While Mr. Kupiec was excited to take the project even before the virus, he said given the current situation, a project like this could mean a lot more to the community.
“We think that there are things that are worthwhile in life so you put your shoulder to the wheel because you enrich somebody through institutions like the music and the art that’s there and the educational programs that they provide,” Mr. Kupiec said.
For Mr. Henderson, living through the 2008 recession showed him how important it was to be able to pivot and be flexible.
“I had to shift my architectural practice and I took on a lot of work that I otherwise wouldn’t have, but it actually opened up a lot of new opportunities for me and so I look at something like this remind myself to stay flexible and be creative,” Mr. Henderson said.
While Mr. Henderson understands that it might be easy to fall into a dark place at this time, he is more focused on trying to keep his staff employed and his clients happy.
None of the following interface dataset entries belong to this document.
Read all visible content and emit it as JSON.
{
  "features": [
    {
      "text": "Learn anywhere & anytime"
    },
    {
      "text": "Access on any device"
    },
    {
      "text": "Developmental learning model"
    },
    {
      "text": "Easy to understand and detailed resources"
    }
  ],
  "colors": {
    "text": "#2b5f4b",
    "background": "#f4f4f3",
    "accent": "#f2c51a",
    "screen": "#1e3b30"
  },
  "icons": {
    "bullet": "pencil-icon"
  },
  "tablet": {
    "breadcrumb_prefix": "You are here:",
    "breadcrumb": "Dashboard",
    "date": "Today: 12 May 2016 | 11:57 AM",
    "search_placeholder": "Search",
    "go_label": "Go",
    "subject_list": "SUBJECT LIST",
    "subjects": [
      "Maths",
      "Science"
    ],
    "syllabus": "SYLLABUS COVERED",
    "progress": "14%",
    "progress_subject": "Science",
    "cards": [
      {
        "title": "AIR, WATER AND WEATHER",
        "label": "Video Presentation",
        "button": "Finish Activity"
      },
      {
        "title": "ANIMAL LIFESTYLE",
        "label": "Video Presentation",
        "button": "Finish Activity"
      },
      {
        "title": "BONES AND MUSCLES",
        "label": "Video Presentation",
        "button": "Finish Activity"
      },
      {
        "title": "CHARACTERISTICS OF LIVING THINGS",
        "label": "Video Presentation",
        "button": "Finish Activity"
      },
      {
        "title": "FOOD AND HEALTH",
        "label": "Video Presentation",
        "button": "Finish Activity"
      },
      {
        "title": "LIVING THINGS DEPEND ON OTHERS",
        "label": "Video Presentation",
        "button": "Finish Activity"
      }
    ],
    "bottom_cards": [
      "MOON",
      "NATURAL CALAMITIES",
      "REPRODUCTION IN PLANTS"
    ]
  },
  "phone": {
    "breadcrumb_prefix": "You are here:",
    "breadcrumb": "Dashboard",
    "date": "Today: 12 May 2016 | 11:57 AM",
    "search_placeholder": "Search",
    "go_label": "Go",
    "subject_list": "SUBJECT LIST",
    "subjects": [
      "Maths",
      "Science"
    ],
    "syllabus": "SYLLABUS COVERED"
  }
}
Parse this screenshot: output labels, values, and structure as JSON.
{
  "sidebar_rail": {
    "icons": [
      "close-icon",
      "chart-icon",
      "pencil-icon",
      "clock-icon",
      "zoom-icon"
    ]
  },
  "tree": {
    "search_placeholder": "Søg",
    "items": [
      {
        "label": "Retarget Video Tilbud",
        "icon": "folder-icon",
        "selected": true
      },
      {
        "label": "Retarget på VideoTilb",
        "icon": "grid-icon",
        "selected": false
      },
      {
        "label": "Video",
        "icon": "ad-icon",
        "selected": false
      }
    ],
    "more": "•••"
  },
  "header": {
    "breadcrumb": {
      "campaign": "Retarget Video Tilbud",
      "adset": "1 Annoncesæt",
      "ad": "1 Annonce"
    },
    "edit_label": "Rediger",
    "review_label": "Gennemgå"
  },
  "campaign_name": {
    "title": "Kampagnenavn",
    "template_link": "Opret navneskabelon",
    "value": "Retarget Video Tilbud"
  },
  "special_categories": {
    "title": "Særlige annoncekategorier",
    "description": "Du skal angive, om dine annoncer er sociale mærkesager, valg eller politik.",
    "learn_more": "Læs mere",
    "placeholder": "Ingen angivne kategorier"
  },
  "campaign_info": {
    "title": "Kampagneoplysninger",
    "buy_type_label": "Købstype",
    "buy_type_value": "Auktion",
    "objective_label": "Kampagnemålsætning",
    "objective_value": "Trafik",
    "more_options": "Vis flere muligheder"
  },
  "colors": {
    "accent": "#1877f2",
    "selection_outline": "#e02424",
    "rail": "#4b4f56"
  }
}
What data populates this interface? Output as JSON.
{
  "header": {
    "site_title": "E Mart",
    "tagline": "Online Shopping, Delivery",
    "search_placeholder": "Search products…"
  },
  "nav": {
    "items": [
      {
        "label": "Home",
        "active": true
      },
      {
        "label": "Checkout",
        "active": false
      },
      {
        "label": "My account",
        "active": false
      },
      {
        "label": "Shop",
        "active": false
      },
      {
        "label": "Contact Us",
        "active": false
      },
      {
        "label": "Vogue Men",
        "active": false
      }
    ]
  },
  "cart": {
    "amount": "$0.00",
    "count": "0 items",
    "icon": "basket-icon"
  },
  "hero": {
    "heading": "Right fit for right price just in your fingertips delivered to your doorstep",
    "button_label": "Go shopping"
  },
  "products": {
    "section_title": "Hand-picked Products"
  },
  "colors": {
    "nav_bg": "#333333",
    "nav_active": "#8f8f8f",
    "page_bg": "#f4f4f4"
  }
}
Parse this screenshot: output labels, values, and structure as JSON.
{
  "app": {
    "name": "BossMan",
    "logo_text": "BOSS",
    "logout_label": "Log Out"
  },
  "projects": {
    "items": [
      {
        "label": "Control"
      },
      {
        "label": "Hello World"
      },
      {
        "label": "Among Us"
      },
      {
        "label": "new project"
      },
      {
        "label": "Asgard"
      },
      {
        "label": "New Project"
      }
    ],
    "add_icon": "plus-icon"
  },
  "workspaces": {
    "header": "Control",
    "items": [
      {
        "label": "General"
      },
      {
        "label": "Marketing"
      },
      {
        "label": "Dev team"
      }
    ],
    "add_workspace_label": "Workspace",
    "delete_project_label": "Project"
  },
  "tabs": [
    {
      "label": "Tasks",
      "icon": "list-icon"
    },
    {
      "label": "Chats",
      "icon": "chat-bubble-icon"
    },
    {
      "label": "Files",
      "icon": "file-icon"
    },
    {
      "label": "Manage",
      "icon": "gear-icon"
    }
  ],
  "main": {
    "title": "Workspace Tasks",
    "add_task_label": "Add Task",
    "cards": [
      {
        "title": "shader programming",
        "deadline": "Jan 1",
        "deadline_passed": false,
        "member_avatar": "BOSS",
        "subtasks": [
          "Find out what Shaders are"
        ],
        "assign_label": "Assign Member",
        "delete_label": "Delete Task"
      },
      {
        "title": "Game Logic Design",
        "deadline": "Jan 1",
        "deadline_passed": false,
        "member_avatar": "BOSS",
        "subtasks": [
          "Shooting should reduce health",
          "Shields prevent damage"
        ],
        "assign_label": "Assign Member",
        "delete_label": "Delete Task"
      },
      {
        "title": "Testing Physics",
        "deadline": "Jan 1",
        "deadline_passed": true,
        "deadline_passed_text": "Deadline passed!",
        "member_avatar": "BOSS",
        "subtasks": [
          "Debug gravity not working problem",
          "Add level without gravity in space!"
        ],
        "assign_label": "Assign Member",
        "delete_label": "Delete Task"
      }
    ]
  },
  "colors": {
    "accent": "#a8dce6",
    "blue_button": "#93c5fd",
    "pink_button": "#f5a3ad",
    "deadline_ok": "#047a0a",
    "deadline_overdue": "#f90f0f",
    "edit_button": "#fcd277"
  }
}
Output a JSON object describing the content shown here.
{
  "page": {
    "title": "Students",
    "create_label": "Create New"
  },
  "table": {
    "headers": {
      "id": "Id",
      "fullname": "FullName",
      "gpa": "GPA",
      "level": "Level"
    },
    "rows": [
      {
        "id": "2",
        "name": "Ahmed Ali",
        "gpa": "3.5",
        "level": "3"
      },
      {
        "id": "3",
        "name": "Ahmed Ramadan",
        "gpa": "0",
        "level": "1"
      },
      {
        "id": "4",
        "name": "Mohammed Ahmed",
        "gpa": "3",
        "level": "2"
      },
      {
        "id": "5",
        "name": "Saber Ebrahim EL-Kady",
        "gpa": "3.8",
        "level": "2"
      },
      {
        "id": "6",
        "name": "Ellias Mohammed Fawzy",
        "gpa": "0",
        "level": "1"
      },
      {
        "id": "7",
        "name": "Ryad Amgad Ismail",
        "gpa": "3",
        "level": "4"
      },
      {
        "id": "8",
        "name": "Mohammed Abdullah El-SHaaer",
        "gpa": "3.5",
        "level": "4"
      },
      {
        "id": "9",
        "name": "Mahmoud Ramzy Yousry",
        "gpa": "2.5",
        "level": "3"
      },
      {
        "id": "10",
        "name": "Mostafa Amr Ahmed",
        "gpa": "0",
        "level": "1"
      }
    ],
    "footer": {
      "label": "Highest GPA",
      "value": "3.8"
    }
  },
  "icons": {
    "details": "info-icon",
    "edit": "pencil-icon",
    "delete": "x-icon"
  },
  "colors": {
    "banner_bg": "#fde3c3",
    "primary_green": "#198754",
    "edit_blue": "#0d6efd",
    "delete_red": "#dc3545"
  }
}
As such, he has become quite the optimist during this trying time.
“I think it’s everything to stay positive,” Mr. Henderson said.
“If you focus on the negatives, then you’ll end up with negative results. Things are going to change, they always do, that’s one thing we can guarantee in life, and you have to be able to respond to it. You have to be able to be flexible with that and that’s where we’re at.”
Currently, Mr. Henderson has many contracts in place and is planning on completing every single one.
The problem, however, might arise 10 or 12 months down the road when people really start to feel the strain, especially those who have lost work.
“(The recession in) 2009 was very brutal and if you want to focus on the fear, I guess that’s where you would go but I’m not planning on not having work and I’m not planning on slowing down. I’m not planning on having any of our projects slow down,” Mr. Henderson said.
“I think we’re gonna get through this and I think that the country hopefully will bounce back and be better for it.
“I think there’s going to be a lot of really great work and pent up demand that we all need to satisfy and I’d much rather focus on that than this is going to be just like the recession because it’s not like the recession at all. That was a different type of economic crisis.”
Like Mr. Henderson, Ms. Sherry is taking a similar approach of going with the flow and taking things as they come.
“I could complain about a lot of things, but really I don’t have anything major to complain about at the moment. The fact is we were able to set up and work from home and it was a smooth transition so now we have to focus on the work,” Ms. Sherry said.
Like the other two owners, Ms. Sherry says a big worry is the fact that there are so many unknowns. She said that some people have called asking to put off some of the work done until this clears while others want to speed up the process.
Overall, however, Ms. Sherry said the key to any of this being possible is constant communication with her staff.
“We talk every morning and I’ve told them to just maintain as much of a normal schedule as they can and that I would communicate with them whenever I hear of any new work coming up or anything of the sort,” Ms. Sherry said.
“I’m not worried though because I know we will adjust and I know we will get through it.”
While she knows that there might be a time where she might have to furlough some of her employees, Ms. Sherry said she is more focused on taking things one day at a time and ensuring her staff is okay, both mentally and physically.
“Really, my goal is to just keep everyone safe and feeling positive,” Ms. Sherry said.
“We are all very close and we are important to each other and we are always talking to each other and that’s very important. I would say the one thing we have missed more than anything is Friday’s because we would always go to lunch together.”
While those lunches are postponed for the foreseeable future, Ms. Sherry is happy she could still see her staff via Facetime and is just looking forward to a brighter time.
“We will grow from this because we will realize the things that are important to us, and the things that sometimes we take for granted,” she said. “I know that we’ll all learn from it because I know I have.”